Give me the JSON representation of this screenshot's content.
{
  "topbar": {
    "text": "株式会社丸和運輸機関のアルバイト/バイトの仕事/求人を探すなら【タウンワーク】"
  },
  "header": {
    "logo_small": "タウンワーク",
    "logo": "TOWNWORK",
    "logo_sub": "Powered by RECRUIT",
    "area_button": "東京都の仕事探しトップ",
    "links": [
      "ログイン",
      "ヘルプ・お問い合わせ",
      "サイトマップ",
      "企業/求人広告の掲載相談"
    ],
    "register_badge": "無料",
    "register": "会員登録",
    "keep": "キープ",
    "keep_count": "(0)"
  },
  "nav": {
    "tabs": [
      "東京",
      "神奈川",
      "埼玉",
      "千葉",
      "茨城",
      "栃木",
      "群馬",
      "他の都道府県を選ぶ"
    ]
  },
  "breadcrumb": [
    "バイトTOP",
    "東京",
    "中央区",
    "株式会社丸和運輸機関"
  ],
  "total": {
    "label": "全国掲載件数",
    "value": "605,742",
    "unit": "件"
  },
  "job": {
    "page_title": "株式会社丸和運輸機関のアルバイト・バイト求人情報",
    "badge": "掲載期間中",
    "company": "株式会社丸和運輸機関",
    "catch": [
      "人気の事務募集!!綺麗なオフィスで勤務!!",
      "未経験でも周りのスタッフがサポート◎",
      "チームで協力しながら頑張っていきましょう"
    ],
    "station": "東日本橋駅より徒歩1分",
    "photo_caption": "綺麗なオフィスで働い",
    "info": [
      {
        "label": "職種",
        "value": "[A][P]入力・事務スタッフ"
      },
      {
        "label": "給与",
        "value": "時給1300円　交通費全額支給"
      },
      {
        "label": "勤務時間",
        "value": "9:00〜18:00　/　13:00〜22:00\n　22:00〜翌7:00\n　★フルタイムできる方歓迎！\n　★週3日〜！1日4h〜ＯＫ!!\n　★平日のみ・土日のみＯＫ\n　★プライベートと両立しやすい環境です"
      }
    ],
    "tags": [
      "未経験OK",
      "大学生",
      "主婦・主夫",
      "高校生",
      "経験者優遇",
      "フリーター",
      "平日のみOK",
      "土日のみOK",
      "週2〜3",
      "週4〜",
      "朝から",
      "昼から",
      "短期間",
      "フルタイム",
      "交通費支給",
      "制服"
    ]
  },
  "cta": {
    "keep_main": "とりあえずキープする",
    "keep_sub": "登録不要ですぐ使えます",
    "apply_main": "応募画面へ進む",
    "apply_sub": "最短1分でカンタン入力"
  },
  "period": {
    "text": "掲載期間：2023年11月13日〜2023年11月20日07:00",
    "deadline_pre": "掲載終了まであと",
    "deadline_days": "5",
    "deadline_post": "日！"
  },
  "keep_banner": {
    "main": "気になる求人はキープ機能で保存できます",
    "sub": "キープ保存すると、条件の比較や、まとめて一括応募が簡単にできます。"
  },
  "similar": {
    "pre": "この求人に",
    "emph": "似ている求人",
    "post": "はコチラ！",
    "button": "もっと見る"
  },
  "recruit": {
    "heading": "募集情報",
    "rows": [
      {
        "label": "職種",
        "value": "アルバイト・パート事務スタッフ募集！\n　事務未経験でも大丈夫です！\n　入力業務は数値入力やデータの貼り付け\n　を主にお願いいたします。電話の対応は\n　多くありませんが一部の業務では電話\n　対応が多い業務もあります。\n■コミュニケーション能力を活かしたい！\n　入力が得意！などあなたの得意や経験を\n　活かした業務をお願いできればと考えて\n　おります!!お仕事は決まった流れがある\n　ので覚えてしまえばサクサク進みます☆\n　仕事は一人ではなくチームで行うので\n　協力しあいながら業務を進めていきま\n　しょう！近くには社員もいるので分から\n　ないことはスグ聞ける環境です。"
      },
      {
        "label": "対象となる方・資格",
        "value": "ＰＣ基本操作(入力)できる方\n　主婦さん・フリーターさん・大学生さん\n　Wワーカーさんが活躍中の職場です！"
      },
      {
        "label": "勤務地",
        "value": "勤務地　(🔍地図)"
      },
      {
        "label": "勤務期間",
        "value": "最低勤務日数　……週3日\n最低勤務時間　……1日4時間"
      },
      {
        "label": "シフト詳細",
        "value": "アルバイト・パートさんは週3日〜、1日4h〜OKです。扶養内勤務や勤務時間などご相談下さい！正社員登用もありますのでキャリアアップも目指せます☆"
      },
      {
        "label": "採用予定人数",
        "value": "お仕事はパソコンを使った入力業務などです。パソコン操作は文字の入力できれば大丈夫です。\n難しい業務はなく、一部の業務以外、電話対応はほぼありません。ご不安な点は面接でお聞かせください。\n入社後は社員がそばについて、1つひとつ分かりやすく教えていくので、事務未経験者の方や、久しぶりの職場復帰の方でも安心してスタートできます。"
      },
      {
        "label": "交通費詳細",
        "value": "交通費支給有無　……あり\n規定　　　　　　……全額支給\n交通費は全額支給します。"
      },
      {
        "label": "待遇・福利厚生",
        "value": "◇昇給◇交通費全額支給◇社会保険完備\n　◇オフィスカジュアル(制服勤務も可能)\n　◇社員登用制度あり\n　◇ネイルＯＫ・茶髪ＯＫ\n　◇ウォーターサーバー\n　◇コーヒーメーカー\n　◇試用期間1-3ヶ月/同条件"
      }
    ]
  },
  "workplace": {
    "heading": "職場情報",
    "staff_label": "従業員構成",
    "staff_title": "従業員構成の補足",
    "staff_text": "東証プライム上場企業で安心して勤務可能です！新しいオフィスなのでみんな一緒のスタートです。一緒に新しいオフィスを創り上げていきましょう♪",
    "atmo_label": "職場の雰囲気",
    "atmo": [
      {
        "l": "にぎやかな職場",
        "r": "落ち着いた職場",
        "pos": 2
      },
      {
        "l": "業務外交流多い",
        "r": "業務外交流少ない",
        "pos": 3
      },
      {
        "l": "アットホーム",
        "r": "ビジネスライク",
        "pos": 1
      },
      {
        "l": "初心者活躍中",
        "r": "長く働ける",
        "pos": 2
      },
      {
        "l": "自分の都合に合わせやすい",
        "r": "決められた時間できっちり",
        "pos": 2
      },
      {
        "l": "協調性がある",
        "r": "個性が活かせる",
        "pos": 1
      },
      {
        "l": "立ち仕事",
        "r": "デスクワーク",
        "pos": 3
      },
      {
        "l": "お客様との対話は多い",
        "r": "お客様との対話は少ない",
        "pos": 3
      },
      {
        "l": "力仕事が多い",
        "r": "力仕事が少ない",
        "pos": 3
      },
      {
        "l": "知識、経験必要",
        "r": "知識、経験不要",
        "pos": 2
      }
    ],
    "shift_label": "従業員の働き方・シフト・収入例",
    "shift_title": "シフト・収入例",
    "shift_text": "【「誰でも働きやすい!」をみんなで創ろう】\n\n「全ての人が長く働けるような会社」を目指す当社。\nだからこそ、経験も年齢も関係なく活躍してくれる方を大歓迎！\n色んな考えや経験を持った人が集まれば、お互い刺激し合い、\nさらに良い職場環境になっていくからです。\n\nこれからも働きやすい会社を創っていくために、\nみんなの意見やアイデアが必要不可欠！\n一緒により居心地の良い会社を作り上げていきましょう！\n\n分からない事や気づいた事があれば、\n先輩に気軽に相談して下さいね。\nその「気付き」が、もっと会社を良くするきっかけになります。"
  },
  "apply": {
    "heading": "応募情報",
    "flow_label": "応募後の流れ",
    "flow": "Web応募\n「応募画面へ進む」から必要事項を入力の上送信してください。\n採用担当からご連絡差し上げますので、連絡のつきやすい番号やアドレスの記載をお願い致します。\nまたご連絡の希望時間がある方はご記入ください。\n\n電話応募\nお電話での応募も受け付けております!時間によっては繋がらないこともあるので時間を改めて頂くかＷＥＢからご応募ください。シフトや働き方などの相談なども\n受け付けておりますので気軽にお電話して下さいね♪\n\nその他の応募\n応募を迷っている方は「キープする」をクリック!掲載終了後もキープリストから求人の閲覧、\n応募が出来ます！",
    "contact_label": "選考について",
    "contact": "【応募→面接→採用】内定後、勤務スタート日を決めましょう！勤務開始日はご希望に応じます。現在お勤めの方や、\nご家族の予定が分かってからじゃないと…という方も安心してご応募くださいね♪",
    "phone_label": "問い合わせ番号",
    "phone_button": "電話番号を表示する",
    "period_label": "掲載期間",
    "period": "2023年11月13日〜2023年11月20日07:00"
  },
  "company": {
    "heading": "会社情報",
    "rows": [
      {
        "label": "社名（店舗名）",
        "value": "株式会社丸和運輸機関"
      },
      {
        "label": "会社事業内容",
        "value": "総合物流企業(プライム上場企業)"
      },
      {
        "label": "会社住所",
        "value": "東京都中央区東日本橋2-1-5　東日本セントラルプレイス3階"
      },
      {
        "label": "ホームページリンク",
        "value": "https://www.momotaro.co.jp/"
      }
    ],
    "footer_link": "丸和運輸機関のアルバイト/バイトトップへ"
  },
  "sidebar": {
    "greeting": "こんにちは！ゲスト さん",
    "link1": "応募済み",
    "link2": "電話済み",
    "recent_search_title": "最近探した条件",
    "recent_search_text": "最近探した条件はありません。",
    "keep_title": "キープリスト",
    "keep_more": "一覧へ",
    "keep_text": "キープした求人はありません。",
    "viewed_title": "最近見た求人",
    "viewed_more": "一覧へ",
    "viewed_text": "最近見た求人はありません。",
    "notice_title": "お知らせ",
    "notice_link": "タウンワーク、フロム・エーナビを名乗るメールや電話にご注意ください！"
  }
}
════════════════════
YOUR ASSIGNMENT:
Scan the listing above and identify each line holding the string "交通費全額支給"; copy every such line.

ANSWER TO THE PROBLEM:
        "value": "時給1300円　交通費全額支給"
        "value": "◇昇給◇交通費全額支給◇社会保険完備\n　◇オフィスカジュアル(制服勤務も可能)\n　◇社員登用制度あり\n　◇ネイルＯＫ・茶髪ＯＫ\n　◇ウォーターサーバー\n　◇コーヒーメーカー\n　◇試用期間1-3ヶ月/同条件"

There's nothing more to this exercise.